Wednesday, September 4, 2013
September 4 - Daniel H. Burnham

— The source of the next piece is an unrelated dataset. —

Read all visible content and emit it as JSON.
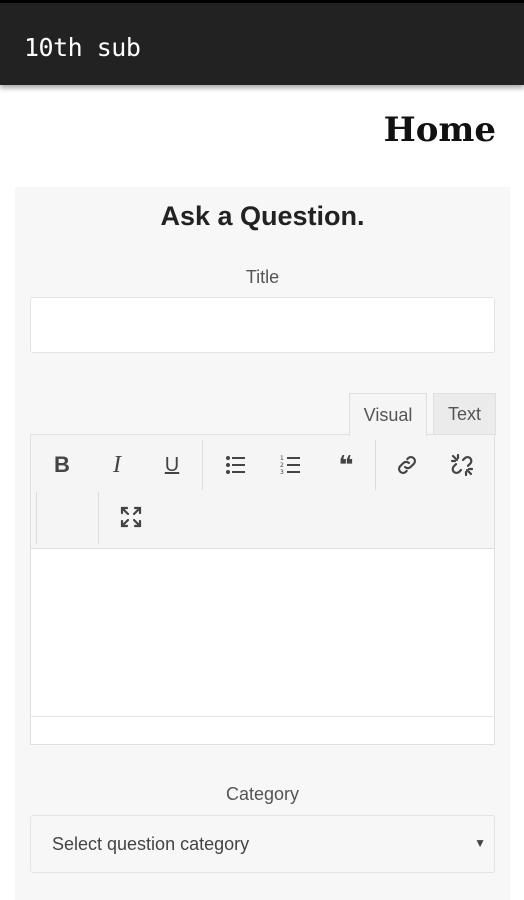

Architect and city planner Daniel H. Burnham was born on September 4, 1846, near Watertown, NY, and raised in Chicago. He apprenticed as a draftsman with noted architect William LeBaron Jenney, who in Chicago designed and built the first skyscraper (1884-5). He partnered with John Wellborn Root, forming Burnham and Root, which prospered after the Great Chicago Fire (1871). By 1891 the firm had designed nearly 300 structures, including railroad stations, warehouses, office buildings, schools, churches and many private homes. The 21-story, steel-framed Masonic Temple (1892) was the world’s tallest office building in occupied floors. After Root’s death, Burnham was the chief coordinating architect for the World Columbian Exposition (1893) and its vast Beaux-Arts plan. He also designed New York’s Flatiron Building (1902) and Union Station (1907) in Washington, DC, which was part of his replanning and expansion of the National Mall. His masterwork was the “Plan of Chicago” (1909), which is considered a landmark in the history of urban planning.